Spending time in Sydney and the busy metropolises of Australia is always a mixture of good and bad. I love to visit my family, spend time with the grandchildren and see friends at church and other meetings. But the traffic and constant quiet noise of the cities is a cause for unrest of the soul.
Sydney’s roads are clogged with vehicles of every kind including thousands of huge cumbersome trucks carrying cargo to who knows where. Cars contend with those huge engines, dozens of wheels and exhaust fumes while being squeezed into narrow lanes on the urban roads. Hundreds of people scurry around railway stations and congregate at bus stops searching for a way to get somewhere or back to their hideaway houses in the suburbs where few know their neighbours.
While visiting my niece in the north-western suburb of Kellyville I was shocked to see the long rows of brand new houses in narrow streets. On one side of the street towered the double storey mansions set side by side with a narrow space between, no front yard and a square of grass at the back surrounded by tall green tin fences, blocking out any view of the neighbours. On the other side, modern brick and stucco bungalows stood similarly – spacious inside, beautifully furnished but somehow hollow. Until very recently, for 100 years, on this land there had been small farms of 5 and 10 acre blocks growing fruit, vegetables with chooks and a few pet animals. The city had expanded considerably and continues to do so every day. This phenomena surrounds Sydney in an urban spread curve on the west side from the north to the south. It seemed like turning the clock back to how inner Sydney was in the early 20th Century and which had become slums before being re-gentrified. I wondered what Kellyville would be like in another 100 years?

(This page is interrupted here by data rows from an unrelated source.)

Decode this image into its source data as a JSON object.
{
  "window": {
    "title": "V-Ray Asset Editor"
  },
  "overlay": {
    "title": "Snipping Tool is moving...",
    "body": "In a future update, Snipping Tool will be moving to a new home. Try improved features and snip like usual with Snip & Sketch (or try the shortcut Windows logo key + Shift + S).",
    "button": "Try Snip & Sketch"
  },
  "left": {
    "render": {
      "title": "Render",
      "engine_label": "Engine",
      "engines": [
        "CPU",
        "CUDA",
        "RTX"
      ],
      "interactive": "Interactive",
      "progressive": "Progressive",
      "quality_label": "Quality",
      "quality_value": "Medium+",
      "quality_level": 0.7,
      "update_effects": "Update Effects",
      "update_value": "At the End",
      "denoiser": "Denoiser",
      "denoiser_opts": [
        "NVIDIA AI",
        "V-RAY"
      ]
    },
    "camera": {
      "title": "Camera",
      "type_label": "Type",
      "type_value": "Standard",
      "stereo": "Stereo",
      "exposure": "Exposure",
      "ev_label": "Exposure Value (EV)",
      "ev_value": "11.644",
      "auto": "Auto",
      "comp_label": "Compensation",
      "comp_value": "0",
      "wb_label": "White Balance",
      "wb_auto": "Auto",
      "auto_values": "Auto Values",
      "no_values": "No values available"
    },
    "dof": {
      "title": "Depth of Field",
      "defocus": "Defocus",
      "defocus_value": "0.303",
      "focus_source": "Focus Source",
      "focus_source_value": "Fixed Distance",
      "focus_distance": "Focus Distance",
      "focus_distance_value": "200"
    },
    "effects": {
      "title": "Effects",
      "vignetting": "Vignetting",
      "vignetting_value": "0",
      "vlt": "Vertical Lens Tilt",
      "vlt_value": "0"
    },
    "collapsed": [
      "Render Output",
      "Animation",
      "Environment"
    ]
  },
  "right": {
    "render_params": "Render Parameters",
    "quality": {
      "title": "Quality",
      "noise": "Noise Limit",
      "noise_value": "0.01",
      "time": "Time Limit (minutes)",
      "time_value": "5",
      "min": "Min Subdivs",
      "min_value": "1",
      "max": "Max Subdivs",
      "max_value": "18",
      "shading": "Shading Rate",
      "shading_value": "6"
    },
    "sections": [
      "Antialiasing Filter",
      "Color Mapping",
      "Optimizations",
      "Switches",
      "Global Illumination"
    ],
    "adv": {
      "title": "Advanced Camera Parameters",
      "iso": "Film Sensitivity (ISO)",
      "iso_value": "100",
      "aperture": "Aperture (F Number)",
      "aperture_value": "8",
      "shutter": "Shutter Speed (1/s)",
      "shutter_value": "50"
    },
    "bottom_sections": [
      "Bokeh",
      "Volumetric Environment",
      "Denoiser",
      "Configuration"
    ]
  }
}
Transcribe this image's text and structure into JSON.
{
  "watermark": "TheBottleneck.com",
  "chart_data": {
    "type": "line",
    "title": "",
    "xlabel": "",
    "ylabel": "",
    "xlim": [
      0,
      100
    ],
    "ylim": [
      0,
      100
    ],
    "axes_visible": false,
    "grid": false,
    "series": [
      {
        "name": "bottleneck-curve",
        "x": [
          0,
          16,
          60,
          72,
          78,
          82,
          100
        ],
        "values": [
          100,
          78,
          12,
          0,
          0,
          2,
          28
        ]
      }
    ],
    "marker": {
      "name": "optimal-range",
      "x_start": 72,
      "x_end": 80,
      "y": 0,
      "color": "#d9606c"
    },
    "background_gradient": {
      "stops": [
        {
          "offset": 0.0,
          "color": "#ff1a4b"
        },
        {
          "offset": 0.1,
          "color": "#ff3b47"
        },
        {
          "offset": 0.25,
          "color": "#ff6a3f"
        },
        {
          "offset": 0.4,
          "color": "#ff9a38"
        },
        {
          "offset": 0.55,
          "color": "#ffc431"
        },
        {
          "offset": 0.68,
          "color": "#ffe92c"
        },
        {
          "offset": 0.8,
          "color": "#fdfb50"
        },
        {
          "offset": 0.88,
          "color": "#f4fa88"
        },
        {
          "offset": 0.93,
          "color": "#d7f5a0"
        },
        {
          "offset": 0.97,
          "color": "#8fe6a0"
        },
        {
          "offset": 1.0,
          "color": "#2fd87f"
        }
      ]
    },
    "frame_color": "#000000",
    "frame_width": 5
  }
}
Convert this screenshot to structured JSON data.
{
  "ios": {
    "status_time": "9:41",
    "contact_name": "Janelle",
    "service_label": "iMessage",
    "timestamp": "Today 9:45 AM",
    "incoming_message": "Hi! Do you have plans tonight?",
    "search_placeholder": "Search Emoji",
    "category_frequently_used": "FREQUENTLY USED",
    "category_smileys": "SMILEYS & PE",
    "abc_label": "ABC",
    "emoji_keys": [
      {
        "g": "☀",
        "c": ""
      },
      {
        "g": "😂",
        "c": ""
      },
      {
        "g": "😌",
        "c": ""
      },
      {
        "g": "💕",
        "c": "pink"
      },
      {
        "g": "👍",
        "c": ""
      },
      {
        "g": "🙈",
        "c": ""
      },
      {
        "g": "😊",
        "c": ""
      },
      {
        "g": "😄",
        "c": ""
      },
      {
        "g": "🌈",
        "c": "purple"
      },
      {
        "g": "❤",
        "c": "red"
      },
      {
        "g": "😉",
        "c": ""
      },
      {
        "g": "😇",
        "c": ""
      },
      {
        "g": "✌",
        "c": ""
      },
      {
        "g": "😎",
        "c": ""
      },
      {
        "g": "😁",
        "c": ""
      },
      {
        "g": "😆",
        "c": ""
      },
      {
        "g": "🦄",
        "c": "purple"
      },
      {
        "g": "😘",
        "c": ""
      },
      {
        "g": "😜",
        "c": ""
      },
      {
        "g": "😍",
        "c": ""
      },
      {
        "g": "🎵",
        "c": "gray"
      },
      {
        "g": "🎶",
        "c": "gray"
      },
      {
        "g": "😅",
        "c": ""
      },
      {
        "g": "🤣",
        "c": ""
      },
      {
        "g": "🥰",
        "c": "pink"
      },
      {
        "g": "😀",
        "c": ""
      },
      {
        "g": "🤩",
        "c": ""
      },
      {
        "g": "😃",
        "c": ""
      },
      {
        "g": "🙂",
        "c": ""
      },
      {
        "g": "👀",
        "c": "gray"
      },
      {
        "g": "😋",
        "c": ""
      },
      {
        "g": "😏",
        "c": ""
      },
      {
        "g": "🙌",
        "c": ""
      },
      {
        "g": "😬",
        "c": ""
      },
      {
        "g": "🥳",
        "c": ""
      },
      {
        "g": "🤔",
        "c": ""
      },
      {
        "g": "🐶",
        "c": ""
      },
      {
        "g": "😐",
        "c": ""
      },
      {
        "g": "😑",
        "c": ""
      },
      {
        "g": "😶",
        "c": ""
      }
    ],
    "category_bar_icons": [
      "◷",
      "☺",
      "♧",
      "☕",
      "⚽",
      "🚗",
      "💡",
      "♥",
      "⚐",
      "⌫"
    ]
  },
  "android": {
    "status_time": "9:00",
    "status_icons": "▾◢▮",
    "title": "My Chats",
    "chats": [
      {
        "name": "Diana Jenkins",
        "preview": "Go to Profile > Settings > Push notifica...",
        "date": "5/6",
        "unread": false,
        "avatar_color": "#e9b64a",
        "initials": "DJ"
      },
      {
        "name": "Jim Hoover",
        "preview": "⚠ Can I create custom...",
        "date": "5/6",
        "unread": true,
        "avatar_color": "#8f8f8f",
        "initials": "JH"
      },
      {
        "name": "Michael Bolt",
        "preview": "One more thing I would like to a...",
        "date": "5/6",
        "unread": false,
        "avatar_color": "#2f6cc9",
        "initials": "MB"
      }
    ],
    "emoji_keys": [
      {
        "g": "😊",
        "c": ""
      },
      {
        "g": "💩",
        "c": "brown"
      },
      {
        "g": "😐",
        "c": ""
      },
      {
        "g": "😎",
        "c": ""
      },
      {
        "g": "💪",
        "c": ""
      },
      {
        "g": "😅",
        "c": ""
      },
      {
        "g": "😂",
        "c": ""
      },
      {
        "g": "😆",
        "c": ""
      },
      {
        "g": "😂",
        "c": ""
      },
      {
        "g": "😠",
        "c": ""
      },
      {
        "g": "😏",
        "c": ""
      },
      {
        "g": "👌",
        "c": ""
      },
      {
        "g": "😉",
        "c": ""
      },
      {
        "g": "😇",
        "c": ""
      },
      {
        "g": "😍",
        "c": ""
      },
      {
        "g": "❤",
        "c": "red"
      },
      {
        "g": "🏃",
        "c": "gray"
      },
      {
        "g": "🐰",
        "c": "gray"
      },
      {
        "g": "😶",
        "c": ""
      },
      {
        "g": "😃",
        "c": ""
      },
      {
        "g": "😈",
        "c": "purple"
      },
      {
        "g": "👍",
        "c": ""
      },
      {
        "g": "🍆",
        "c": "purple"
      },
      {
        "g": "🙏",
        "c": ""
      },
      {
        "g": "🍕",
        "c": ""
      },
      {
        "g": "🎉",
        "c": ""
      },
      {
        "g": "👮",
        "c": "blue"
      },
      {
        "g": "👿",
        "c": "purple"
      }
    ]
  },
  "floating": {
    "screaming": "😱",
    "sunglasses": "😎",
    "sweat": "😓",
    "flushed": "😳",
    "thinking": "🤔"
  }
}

To get anywhere in Sydney takes considerable thought and planning. One must choose the route carefully and decide on an appropriate time to avoid congestion. That usually means one must drive at a certain time and make turns and twists into streets that avoid the main roadways. If one has to get to the airport at a certain time, it can be fraught with anxiety if there has not been a very early start.
If it rains at a peak hour the roads can be dangerous, especially if it is dark. The lights are a mass of colliding colours dazzling the eyes and brain. It is very difficult to see the marked lane ways in the shimmering haze. Fortunately for the Aussies, they seem to be a disciplined bunch of drivers and few mishaps happen although I’m sure if those drivers were as carefree as some I know in other countries, there would be chaos and tragedy.
Fortunately Sydney is expanding and upgrading their traffic ways. New roads, railways, freeways and tunnels are constantly being built. This will no doubt help for a time. At the same time more vehicles are appearing on the roads. More L and P plates are appearing. More senior people are continuing to drive to an older age. Thus – more noise, more fumes, more chaos, more danger, more clutter. It’s all a recipe for disaster and decline in the comfortable life Australia is known for.
Which brings me to the topic I am feeling agitated about – POPULATION – and what should be done about it. This must be addressed.